VR headed for huge growth 2022-2025
For years, one of the biggest buzzwords related to technology has been Virtual Reality (VR). From sci-fi films back in the 1970s to video game market analysts, there has been plenty of coverage on the future of VR.
But efforts to create hardware and software for VR headsets hit multiple roadblocks in the last decade. First, developers struggled to create a headset and sensors that function seamlessly. Second, they worked to create software that could easily be loaded onto a video game console or through a PC. The final piece that VR groups like Oculus and Lenovo struggled with was affordability.
Today, the high cost of VR headsets and the other hardware needed to run them still prices many consumers out. However, with more companies creating VR technology, these prices are set to drop. These groups include Sony, Microsoft, Samsung, HTC, Google, Apple, and more.
And with the new push from multiple digital entertainment groups, more people could realistically have access to VR in the next decade. Analysts from Technavio, a market research company, believe the industry is about to take off worldwide.
Anticipated Growth from Technavio
From this year until 2025, Technavio reports that the VR market will grow by $162.71 billion. Around 34% of that growth will be focused in the Asia-Pacific (APAC) region, specifically within China and Japan (more on this below). This push will partly be driven by the accessibility of VR headsets and other hardware, as mentioned above.

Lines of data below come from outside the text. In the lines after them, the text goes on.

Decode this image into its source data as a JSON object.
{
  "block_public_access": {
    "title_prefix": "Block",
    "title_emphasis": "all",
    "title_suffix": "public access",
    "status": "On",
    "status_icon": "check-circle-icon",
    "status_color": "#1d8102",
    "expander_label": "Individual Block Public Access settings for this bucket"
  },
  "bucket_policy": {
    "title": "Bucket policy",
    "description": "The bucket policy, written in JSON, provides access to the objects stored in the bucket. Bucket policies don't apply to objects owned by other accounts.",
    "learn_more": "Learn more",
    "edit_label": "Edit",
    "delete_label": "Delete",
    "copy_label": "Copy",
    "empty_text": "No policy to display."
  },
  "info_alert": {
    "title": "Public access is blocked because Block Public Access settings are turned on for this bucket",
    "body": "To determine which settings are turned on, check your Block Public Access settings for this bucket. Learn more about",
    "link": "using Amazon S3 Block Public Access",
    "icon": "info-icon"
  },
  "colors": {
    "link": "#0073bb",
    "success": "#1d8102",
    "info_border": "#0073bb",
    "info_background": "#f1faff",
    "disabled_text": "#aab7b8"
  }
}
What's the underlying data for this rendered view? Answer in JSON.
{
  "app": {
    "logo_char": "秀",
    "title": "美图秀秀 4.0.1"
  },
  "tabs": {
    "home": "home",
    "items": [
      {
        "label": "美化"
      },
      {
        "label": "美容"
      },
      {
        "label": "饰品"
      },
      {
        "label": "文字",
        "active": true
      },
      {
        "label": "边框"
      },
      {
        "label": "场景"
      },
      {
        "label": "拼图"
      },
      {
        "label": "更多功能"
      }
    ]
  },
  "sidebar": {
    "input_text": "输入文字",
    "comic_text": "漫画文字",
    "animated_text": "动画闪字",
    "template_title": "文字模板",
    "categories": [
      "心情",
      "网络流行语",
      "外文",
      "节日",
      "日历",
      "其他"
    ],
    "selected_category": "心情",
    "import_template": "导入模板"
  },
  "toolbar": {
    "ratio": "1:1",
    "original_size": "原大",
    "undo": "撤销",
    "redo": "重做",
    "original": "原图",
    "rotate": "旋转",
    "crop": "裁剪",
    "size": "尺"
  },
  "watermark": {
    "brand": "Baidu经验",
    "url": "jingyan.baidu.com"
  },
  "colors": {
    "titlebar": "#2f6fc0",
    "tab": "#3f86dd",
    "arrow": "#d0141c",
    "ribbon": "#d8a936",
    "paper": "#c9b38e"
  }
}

However, the VR market is expected to diversify beyond entertainment. Previously, companies like HTC and Microsoft have targeted gamers, but are now likely to expand the market to education and smaller Augmented Reality (AR) platforms. Additionally, VR-ready mobile devices will likely be a focus of research and development from leading VR innovators.
Let’s break down which sectors VR will have the greatest effect on, as well as what consumers and educators can expect from leading developers in the coming years.
The Console War Between Microsoft & Sony
The majority of VR publicity has focused on entertainment. These types of experiences run the gambit. For example, casino gaming remains one of the most popular entertainment sectors worldwide. Whether selecting blackjack titles or looking for slots, there are quality platforms that provide different categories like weekly picks for a variety of games. Leading groups have also dipped a toe into VR, creating imaginative worlds for table games like poker.
At the moment, Meta’s Oculus VR technology is leading the charge for Facebook’s Metaverse. One of the biggest trends has been staking a (virtual) claim in Facebook’s Metaverse and other metaverses like Decentraland and Worldwide Webb Land. Some virtual property has sold for close to a million dollars.
The future of VR will be closely tied to these types of immersive second-life metaverses, as these experiences are only accessible through VR headsets (rather than AR accessibility). However, much of the VR boom in entertainment will also be tied to the console wars between Sony’s PlayStation and Microsoft’s Xbox.
The Microsoft HoloLens and the Sony PlayStation VR are both available on the market. Sony’s product is far more affordable ($262 on Amazon) than the HoloLens ($3,643 on Amazon), which is part of the company’s strategy to reach more users. Microsoft’s HoloLens, by contrast, is a superior product… that not many will be able to afford.
Enterprise VR Close Behind
According to research from the International Data Corporation (IDC), just over half of the VR market is consumer-based. However, enterprise and the public sector are close behind. For context, a consumer market is based on entertainment, in which individuals buy VR for their own personal use.
Enterprise and public sectors instead focus on areas like business, healthcare, engineering, and retail. In these cases, VR isn’t designed to entertain, but to make certain services easier. This harkens back to the very first applications of VR, which stretch back to the early 20th century.
At the time, rudimentary VR projects weren’t centered around visuals-heavy headsets. Instead, the first VR project was the simulation of a pilot’s first flight. The idea was to educate a pilot in a controlled environment. Today, educational VR is focused on the medical field and engineering.
In both cases, VR allows professionals to practice in a simulation. This might help budding surgeons perfect their procedures before working with a live patient or allow engineers to test their designs before they start using physical materials.
APAC Will See Most Growth
The Technavio report mentioned above highlights that 34% of the expected VR growth until 2025 will be focused on the Asia-Pacific region. In addition to China and Japan, India will also provide a key market for growth for gaming-related VR.
Technavio points to a steep rise in investment in both VR and AR which accounts for this growth. As covered above, this isn’t focused solely on the gaming sector, but also on larger enterprise institutions, which includes major universities. Additionally, the emergence of varying VR-based companies means that there’s no single brand with a hold on the industry.
Many consumers are also aware of VR and are eager to participate in new gaming opportunities. In 2021, IDC reported that the market for individual headsets in the APAC region boomed by 60% in a single year. As more people have access to hardware, their interest in new VR experiences grows. Additionally, there are now more vendors (in the APAC region and beyond) that have inventories of various headsets, which they can sell to consumers. Historically, VR sales have been focused online but will benefit greatly from greater retail exposure.